*** AVAILABLE DATA Section Begins ***

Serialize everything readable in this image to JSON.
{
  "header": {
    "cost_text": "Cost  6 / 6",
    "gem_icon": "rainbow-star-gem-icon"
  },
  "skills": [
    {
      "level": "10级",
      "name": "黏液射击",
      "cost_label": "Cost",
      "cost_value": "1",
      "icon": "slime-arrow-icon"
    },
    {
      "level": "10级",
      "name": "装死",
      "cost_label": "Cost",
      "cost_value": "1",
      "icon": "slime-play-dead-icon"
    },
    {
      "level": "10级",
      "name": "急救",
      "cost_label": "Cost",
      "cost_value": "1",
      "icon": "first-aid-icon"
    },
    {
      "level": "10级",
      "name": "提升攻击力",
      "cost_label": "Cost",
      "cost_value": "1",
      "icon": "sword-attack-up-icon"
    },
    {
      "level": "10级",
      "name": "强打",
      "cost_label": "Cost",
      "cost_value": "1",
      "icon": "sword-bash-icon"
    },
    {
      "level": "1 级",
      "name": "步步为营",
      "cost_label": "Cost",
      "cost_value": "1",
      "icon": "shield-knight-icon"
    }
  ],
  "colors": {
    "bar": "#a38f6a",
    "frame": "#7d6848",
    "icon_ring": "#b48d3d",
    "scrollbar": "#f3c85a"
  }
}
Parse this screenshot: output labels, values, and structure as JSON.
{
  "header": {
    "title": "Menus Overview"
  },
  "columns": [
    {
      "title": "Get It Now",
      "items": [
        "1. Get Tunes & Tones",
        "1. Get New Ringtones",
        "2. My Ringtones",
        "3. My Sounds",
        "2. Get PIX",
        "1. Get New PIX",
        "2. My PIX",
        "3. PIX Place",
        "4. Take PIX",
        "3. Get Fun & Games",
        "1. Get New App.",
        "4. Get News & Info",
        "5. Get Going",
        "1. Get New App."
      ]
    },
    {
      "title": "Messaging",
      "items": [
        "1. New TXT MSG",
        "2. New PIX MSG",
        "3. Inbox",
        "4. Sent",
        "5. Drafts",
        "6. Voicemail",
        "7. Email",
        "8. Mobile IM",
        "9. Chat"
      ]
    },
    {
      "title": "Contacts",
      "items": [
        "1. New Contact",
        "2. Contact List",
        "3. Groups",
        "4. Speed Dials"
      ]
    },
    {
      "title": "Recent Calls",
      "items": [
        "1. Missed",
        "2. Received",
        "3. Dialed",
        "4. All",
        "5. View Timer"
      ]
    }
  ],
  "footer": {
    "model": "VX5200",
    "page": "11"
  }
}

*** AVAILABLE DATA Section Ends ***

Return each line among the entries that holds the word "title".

    "title": "Menus Overview"
      "title": "Get It Now",
      "title": "Messaging",
      "title": "Contacts",
      "title": "Recent Calls",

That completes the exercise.